Update: House passes bill: Unemployment: House to consider McDermott UE Extension Bill this week…
Update: 10/5: Schumer says Senate will extend UE this week see here for update
Update: 9/22/09 7:43 pm EST: The bill, HR 3548 passes the House:
Jobless workers in imminent danger of losing their unemployment benefits would get a 13-week reprieve under legislation approved by the House on Tuesday.
The House bill, which applies to 27 states plus the District of Columbia and Puerto Rico with unemployment rates of 8.5 percent or higher, would add to the already-record levels of benefits that have been available to the jobless as the country struggles to recover from its prolonged economic malaise.
It would not, however, give any extra benefits to the longtime unemployed in states that have lower levels of joblessness, including Nebraska, North Dakota and Utah.
The bill passed easily, 331-83, although the two parties cast the measure in different lights. Democrats said the relief was still needed despite positive signs that their policies were reviving the economy. Republicans said the high jobless rate proved that the Obama administration’s economic strategies weren’t working.
Now the Senate has to pass ITS bill: ‘Similar legislation is pending in the Senate.’
Our previous post on the bill here
A scaled down McDermott (D-WA) sponsored UE extension bill to be considered by the House this week.
The measure sponsored by Rep. Jim McDermott , D-Wash., would allow 13 extra weeks of benefits for workers in states where the unemployment rate has surpassed 8.5 percent. That would come on top of the emergency extensions approved in last year’s supplemental spending bill and this year’s stimulus.
What it covers: (continues after the break):
Currently, unemployed workers in all states are eligible to collect up to 46 weeks of benefit checks, and those in states where the jobless rate is at least 6 percent can collect up to 59 weeks’ worth. Jobless workers in 47 states, plus the District of Columbia and Puerto Rico, currently qualify for longer period of benefits; Nebraska and North and South Dakota are the only states to have maintained an unemployment rate under 6 percent, according to the latest figures from the Bureau of Labor Statistics.
Workers in 26 states, plus the District of Columbia and Puerto Rico, would qualify for an extra 13 weeks of benefits under McDermott’s bill.
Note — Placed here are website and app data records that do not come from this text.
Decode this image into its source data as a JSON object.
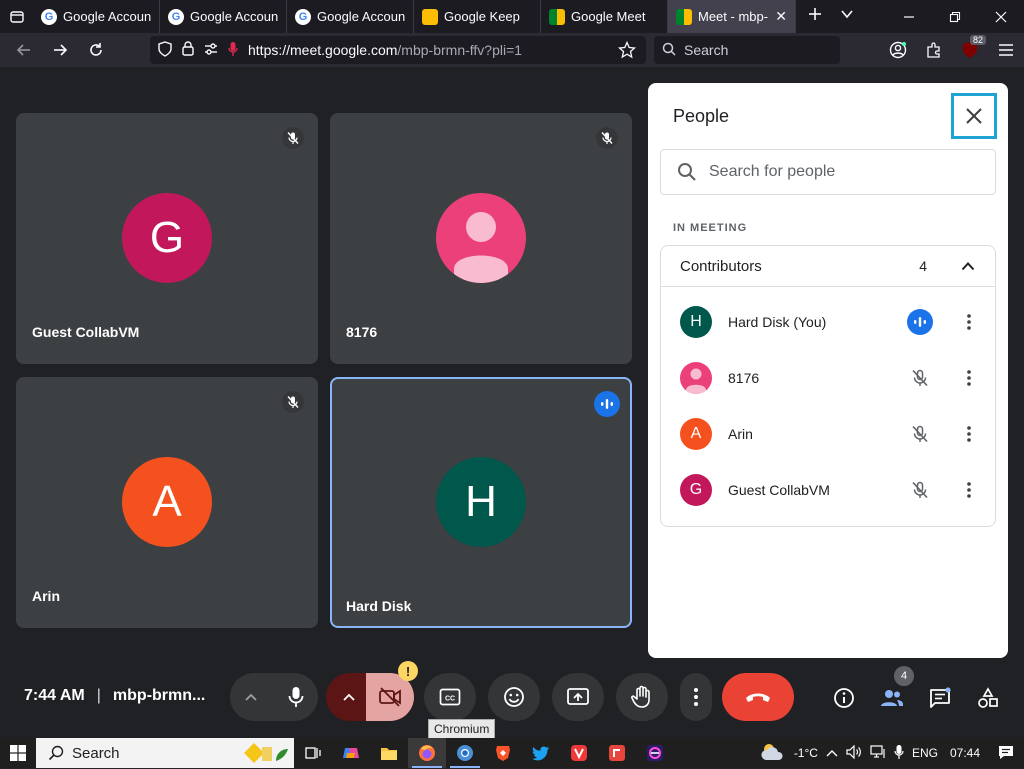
{
  "browser": {
    "tabs": [
      {
        "title": "Google Account",
        "favicon": "google-icon"
      },
      {
        "title": "Google Account",
        "favicon": "google-icon"
      },
      {
        "title": "Google Account",
        "favicon": "google-icon"
      },
      {
        "title": "Google Keep",
        "favicon": "keep-icon"
      },
      {
        "title": "Google Meet",
        "favicon": "meet-icon"
      },
      {
        "title": "Meet - mbp-b",
        "favicon": "meet-icon",
        "active": true
      }
    ],
    "url_host": "https://meet.google.com",
    "url_path": "/mbp-brmn-ffv?pli=1",
    "search_placeholder": "Search",
    "extension_badge": "82"
  },
  "tiles": [
    {
      "name": "Guest CollabVM",
      "initial": "G",
      "color": "#c2185b",
      "muted": true
    },
    {
      "name": "8176",
      "initial": "",
      "color": "#ec407a",
      "muted": true
    },
    {
      "name": "Arin",
      "initial": "A",
      "color": "#f4511e",
      "muted": true
    },
    {
      "name": "Hard Disk",
      "initial": "H",
      "color": "#00574b",
      "speaking": true
    }
  ],
  "people_panel": {
    "title": "People",
    "search_placeholder": "Search for people",
    "section_label": "IN MEETING",
    "group_label": "Contributors",
    "group_count": "4",
    "people": [
      {
        "name": "Hard Disk (You)",
        "initial": "H",
        "color": "#00574b",
        "speaking": true
      },
      {
        "name": "8176",
        "initial": "",
        "color": "#ec407a",
        "speaking": false
      },
      {
        "name": "Arin",
        "initial": "A",
        "color": "#f4511e",
        "speaking": false
      },
      {
        "name": "Guest CollabVM",
        "initial": "G",
        "color": "#c2185b",
        "speaking": false
      }
    ]
  },
  "meeting": {
    "time": "7:44 AM",
    "separator": "|",
    "code": "mbp-brmn...",
    "tooltip": "Chromium",
    "people_count": "4"
  },
  "taskbar": {
    "search_label": "Search",
    "weather": "-1°C",
    "language": "ENG",
    "clock": "07:44"
  }
}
The cost of the additional weeks will be entirely assumed by the federal government, which is also reimbursing states for the full cost of the existing emergency benefits still being paid out.
Some 5 million people, about one-third of those on the unemployment list, have been without a job for six months or more, a record since data started being recorded in 1948, according to the research and advocacy group National Employment Law Project.
The jobless rate currently stands at 9.7 percent and is likely to hover above 10 percent for much of 2010. Gary Burtless, a senior fellow at the Brookings Institution, said at the Finance Committee hearing that, according to Labor Department figures, 51 percent of unemployment insurance claimants exhausted their regular benefits in July, the highest rate ever. “It is likely the exhaustion rate will continue to increase in coming months” as the unemployment rate continues to rise, he said. Stettner predicted that Congress will likely have to continue extending jobless benefits through 2011.
How this bill differs from what McDermott originally proposed:
McDermott in July introduced a more ambitious bill that would have extended through 2010 the compensation programs included in the stimulus act. Those benefits are now scheduled to expire at the end of this year.
But with a price tag of up to $70 billion, that bill would have been far more difficult to pass. McDermott instead decided to offer the scaled-down 13-week extension to meet the urgent needs of those seeing their benefits disappear this year.McDermott said his bill would not add to the deficit because it would extend for a year a federal unemployment tax of $14 per employee per year that employers have been paying for more than 30 years. It would also require better reporting on newly hired employees to reduce unemployment insurance overpayments.
Everyone got that? They cannot pass a UE extension/expansion bill b/c they say IT IS TOO EXPENSIVE! But they can keep trying to ram health care down our throats? Unreal.
Three-fourths of the 400,000 workers projected to exhaust their benefits this month live in high unemployment states that would qualify for the additional 13 weeks of benefits under his bill, McDermott said.
Alabama, Arizona, California, District of Columbia, Florida, Georgia, Illinois, Indiana, Kentucky, Massachusetts, Michigan, Mississippi, Missouri, Nevada, New Jersey, North Carolina, New York, Ohio, Oregon, Pennsylvania, Puerto Rico, South Carolina, Tennessee, Washington, Wisconsin and West Virginia….
What about the other states?
Other states could qualify for more benefits if their unemployment rates are approaching the 8.5 percent threshold